Content starts
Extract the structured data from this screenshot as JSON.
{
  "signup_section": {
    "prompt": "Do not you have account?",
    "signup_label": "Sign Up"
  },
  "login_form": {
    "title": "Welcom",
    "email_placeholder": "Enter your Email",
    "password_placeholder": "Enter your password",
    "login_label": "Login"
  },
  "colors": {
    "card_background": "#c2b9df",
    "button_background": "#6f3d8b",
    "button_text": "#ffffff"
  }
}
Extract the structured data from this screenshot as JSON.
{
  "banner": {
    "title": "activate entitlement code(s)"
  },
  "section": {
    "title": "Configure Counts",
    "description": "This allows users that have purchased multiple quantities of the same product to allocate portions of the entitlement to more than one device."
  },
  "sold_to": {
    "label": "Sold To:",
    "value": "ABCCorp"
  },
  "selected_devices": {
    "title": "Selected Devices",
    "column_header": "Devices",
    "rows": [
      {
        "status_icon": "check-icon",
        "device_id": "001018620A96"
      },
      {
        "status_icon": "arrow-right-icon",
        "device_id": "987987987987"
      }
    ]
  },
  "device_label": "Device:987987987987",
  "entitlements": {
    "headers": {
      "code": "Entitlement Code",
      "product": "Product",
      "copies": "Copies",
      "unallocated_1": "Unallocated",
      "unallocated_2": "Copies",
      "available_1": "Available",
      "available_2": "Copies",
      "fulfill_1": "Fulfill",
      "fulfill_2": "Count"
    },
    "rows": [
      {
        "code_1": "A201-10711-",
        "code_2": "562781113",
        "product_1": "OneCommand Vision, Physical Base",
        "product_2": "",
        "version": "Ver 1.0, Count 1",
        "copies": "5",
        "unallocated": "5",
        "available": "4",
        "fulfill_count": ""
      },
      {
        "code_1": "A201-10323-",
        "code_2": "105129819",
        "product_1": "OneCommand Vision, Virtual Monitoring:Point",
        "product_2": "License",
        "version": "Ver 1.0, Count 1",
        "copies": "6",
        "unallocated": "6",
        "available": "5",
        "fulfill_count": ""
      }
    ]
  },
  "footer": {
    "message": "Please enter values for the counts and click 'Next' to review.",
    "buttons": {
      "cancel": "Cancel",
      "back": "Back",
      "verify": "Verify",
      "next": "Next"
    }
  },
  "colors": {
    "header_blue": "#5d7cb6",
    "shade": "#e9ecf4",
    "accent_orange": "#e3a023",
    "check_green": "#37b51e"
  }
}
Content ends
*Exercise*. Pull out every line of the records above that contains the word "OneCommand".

*Response to this exercise*.
        "product_1": "OneCommand Vision, Physical Base",
        "product_1": "OneCommand Vision, Virtual Monitoring:Point",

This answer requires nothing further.